Frédéric Tcheng’s intoxicating documentary “Halston” is about an Iowa boy turned fashion icon who went from making hats for Jackie Kennedy to ruling Studio 54 to designing mass-market clothes for J.C. Penney. He’s also the subject of our latest “Shoot This Now” podcast, which you can hear on Apple or right here, at your fabulous leisure:
In the podcast, Tcheng and producer Roland Ballester take us seamlessly through Halston’s famous friends (including Andy Warhol, Liza Minelli and Liz Taylor) to the heights of Wall Street, and finally to the devastating losses of the AIDS epidemic.
Tcheng’s film does a breathtakingly beautiful job of tracking Halston from Iowa to New York to Versailles to China, explaining his context and significance in the world of fashion and beyond. Thanks to a charming contribution from Tavi Gevinson, it also takes a “Citizen Kane” approach to understanding the great man, looking for the humble roots behind the choreography and fantasy.

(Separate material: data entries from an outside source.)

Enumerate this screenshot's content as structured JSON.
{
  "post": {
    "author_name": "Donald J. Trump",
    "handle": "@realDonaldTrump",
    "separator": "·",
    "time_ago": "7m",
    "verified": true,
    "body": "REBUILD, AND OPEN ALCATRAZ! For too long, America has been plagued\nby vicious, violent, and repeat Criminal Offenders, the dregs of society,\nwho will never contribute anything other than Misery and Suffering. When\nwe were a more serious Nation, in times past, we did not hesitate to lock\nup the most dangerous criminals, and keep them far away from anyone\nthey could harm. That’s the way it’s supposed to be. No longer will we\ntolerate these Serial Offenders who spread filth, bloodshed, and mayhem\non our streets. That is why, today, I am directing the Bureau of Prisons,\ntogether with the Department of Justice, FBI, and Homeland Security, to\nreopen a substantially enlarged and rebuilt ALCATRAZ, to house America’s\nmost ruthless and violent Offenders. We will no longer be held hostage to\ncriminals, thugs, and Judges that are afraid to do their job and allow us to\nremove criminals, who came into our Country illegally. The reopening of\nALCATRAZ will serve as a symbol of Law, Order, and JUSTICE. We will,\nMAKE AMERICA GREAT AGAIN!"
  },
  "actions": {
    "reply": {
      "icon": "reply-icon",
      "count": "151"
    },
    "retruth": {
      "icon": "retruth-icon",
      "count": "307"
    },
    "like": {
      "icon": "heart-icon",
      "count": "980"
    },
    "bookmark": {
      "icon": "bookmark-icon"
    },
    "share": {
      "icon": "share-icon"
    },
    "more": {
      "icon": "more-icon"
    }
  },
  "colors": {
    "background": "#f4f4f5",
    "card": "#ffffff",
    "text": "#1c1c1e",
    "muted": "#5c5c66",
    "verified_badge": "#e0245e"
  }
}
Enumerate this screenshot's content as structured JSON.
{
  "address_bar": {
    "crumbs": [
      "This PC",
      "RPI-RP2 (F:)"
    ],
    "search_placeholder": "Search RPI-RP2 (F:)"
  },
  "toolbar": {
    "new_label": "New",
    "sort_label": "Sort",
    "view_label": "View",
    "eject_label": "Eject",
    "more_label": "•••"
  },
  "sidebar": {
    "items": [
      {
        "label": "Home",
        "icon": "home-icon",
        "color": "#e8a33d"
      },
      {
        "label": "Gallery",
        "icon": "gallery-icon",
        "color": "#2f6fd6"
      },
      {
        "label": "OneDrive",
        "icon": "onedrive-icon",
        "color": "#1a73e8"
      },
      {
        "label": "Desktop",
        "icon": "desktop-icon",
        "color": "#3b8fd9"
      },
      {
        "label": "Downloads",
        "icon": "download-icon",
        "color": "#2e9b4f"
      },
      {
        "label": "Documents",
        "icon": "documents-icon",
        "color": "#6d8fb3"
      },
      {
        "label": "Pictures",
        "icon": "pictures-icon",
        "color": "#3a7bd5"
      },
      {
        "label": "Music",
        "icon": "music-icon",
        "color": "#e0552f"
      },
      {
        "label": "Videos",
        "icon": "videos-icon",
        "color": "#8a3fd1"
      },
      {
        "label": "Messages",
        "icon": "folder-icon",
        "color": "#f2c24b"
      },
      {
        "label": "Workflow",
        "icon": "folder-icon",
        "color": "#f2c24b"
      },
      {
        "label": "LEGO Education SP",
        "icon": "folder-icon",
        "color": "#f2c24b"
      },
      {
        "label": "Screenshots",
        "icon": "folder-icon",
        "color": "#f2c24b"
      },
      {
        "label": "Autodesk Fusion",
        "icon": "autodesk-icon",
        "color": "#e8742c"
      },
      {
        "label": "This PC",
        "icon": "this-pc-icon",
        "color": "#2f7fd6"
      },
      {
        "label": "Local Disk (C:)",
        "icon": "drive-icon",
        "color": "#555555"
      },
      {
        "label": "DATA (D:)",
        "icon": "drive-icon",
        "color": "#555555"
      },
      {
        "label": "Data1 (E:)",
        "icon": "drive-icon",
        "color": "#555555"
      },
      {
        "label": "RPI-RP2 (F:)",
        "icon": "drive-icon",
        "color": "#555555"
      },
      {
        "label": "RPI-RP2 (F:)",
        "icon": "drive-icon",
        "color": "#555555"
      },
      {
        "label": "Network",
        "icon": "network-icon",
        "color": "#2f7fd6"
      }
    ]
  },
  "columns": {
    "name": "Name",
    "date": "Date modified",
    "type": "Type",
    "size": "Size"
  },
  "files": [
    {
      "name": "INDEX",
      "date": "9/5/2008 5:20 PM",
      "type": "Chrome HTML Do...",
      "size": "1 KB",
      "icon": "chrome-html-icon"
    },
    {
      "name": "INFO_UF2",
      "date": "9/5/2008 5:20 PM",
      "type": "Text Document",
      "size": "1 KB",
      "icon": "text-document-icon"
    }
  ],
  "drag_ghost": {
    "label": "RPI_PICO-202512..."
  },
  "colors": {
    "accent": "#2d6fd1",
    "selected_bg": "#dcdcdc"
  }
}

Halston may be best known for his ’70s ultrasuede and single-seam dresses, but he helped shape U.S. culture from the ’60s through the ’80s.
Jackie Kennedy’s pillbox hat? Halston. Disco dresses? Halston. Designer clothes for all? Halston did his best. (There’s a reason they played “Fanfare for the Common Man” at his funeral.)
Halston had taste, panache, discipline, drive, and most of all, the will to dream. He wasn’t perfect — none of us is — but even his death — tragically too soon, at the age of 57 — helped shape cultural attitudes. At a time when many people couldn’t speak out about HIV/AIDS, his family was open about his death from AIDS-related cancer, and helped remove some of the dangerous stigma around the disease in the process.
Every week on “Shoot This Now,” we talk about stories that should be made into a TV show or movie. Halston is different. We think his life could inspire a dozen movies.
Halston premiered at the Sundance Film Festival, and this week on the podcast, we also talk about our favorite other Sundance films, from “Hail Satan!” to “I Am Mother.”
We hope you’ll listen, and go see Tcheng’s “Halston” — which is coming to theaters very soon.